The unusually pronounced rainy season which struck California earlier this year earned praise from environmental advocates, who celebrated the storm’s contributions to alleviating the state’s multi-year long drought. However, UCLA Professor of Medicine Andre Nel recently highlighted a more negative development associated with California’s wet winter in a KPCC program: allergies. According to Nel, recent storm weather has resulted in a higher than average pollen count and promises to yield high mold spore counts if drought conditions return in summer. As a result, individuals with allergies will experience more pronounced symptoms.

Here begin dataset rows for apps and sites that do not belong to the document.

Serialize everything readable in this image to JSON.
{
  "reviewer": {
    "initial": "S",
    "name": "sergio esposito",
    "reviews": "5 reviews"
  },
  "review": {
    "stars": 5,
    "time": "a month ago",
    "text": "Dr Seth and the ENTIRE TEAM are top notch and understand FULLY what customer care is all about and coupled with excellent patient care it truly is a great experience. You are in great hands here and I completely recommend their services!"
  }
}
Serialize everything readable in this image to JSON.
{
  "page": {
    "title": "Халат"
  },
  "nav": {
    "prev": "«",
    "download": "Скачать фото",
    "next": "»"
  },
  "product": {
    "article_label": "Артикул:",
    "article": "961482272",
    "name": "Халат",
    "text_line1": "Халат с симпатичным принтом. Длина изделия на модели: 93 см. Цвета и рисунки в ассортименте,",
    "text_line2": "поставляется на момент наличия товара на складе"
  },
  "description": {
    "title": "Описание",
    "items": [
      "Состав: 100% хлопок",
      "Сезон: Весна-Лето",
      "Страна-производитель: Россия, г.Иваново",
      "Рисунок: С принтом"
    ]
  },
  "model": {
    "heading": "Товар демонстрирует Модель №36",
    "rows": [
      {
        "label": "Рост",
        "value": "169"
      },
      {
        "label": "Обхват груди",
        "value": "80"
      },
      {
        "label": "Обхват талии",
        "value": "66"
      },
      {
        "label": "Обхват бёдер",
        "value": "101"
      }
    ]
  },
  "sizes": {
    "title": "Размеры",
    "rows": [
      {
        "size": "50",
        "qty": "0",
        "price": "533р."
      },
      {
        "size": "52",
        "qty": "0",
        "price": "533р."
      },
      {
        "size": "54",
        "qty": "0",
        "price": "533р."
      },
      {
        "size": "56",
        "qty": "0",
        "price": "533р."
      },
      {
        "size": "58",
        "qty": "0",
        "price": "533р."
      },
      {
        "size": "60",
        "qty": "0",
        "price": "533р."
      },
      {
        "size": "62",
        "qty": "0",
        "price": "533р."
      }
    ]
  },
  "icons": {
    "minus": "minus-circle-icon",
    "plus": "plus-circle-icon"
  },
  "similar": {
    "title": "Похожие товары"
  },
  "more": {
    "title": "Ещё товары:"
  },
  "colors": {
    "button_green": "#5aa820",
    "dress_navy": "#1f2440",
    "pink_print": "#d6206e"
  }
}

Nel warns that, as global warming progresses, the weather conditions associated with climate change will continue to produce higher pollen levels, posing a threat to public health.
Read and listen more at KPCC.